WHAT YOU ARE ASKED TO DO:
Scan the records for the string "specialty"; copy each line where it occurs.

Dataset rows describing interfaces:
■ ■ ■ ■ ■ ■ ■

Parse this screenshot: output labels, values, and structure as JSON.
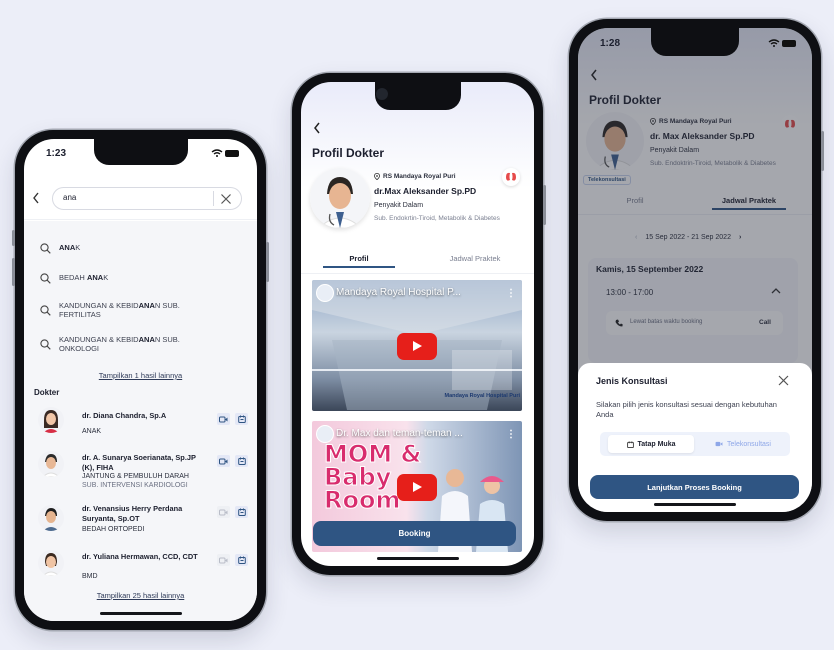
{
  "colors": {
    "primary": "#2f5583",
    "accent": "#3a5ef0",
    "background": "#eceef8",
    "youtube_red": "#e61f1a"
  },
  "phone1": {
    "time": "1:23",
    "search": {
      "value": "ana"
    },
    "suggestions": [
      {
        "bold": "ANA",
        "rest": "K",
        "line2": ""
      },
      {
        "pre": "BEDAH ",
        "bold": "ANA",
        "rest": "K",
        "line2": ""
      },
      {
        "pre": "KANDUNGAN & KEBID",
        "bold": "ANA",
        "rest": "N SUB.",
        "line2": "FERTILITAS"
      },
      {
        "pre": "KANDUNGAN & KEBID",
        "bold": "ANA",
        "rest": "N SUB.",
        "line2": "ONKOLOGI"
      }
    ],
    "more_link": "Tampilkan 1 hasil lainnya",
    "section_title": "Dokter",
    "doctors": [
      {
        "name": "dr. Diana Chandra, Sp.A",
        "specialty": "ANAK",
        "sub": ""
      },
      {
        "name": "dr. A. Sunarya Soerianata, Sp.JP (K), FIHA",
        "specialty": "JANTUNG & PEMBULUH DARAH",
        "sub": "SUB. INTERVENSI KARDIOLOGI"
      },
      {
        "name": "dr. Venansius Herry Perdana Suryanta, Sp.OT",
        "specialty": "BEDAH ORTOPEDI",
        "sub": ""
      },
      {
        "name": "dr. Yuliana Hermawan, CCD, CDT",
        "specialty": "BMD",
        "sub": ""
      }
    ],
    "more_doctors_link": "Tampilkan 25 hasil lainnya"
  },
  "phone2": {
    "title": "Profil Dokter",
    "hospital": "RS Mandaya Royal Puri",
    "doctor_name": "dr.Max Aleksander Sp.PD",
    "specialty": "Penyakit Dalam",
    "sub": "Sub. Endokrtin-Tiroid, Metabolik & Diabetes",
    "tabs": [
      "Profil",
      "Jadwal Praktek"
    ],
    "active_tab": "Profil",
    "videos": [
      {
        "title": "Mandaya Royal Hospital P...",
        "overlay": "Mandaya Royal Hospital Puri"
      },
      {
        "title": "Dr. Max dan teman-teman ...",
        "overlay1": "MOM &",
        "overlay2": "Baby",
        "overlay3": "Room"
      }
    ],
    "booking_label": "Booking"
  },
  "phone3": {
    "time": "1:28",
    "title": "Profil Dokter",
    "hospital": "RS Mandaya Royal Puri",
    "doctor_name": "dr. Max Aleksander Sp.PD",
    "specialty": "Penyakit Dalam",
    "sub": "Sub. Endoktrin-Tiroid, Metabolik & Diabetes",
    "badge": "Telekonsultasi",
    "tabs": [
      "Profil",
      "Jadwal Praktek"
    ],
    "active_tab": "Jadwal Praktek",
    "date_range": "15 Sep 2022 - 21 Sep 2022",
    "day": "Kamis, 15 September 2022",
    "slot": "13:00 - 17:00",
    "notice": "Lewat batas waktu booking",
    "call": "Call",
    "sheet": {
      "title": "Jenis Konsultasi",
      "desc": "Silakan pilih jenis konsultasi sesuai dengan kebutuhan Anda",
      "options": [
        "Tatap Muka",
        "Telekonsultasi"
      ],
      "selected": "Tatap Muka",
      "cta": "Lanjutkan Proses Booking"
    }
  }
}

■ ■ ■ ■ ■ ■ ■

SOLUTION:
        "specialty": "ANAK",
        "specialty": "JANTUNG & PEMBULUH DARAH",
        "specialty": "BEDAH ORTOPEDI",
        "specialty": "BMD",
    "specialty": "Penyakit Dalam",
    "specialty": "Penyakit Dalam",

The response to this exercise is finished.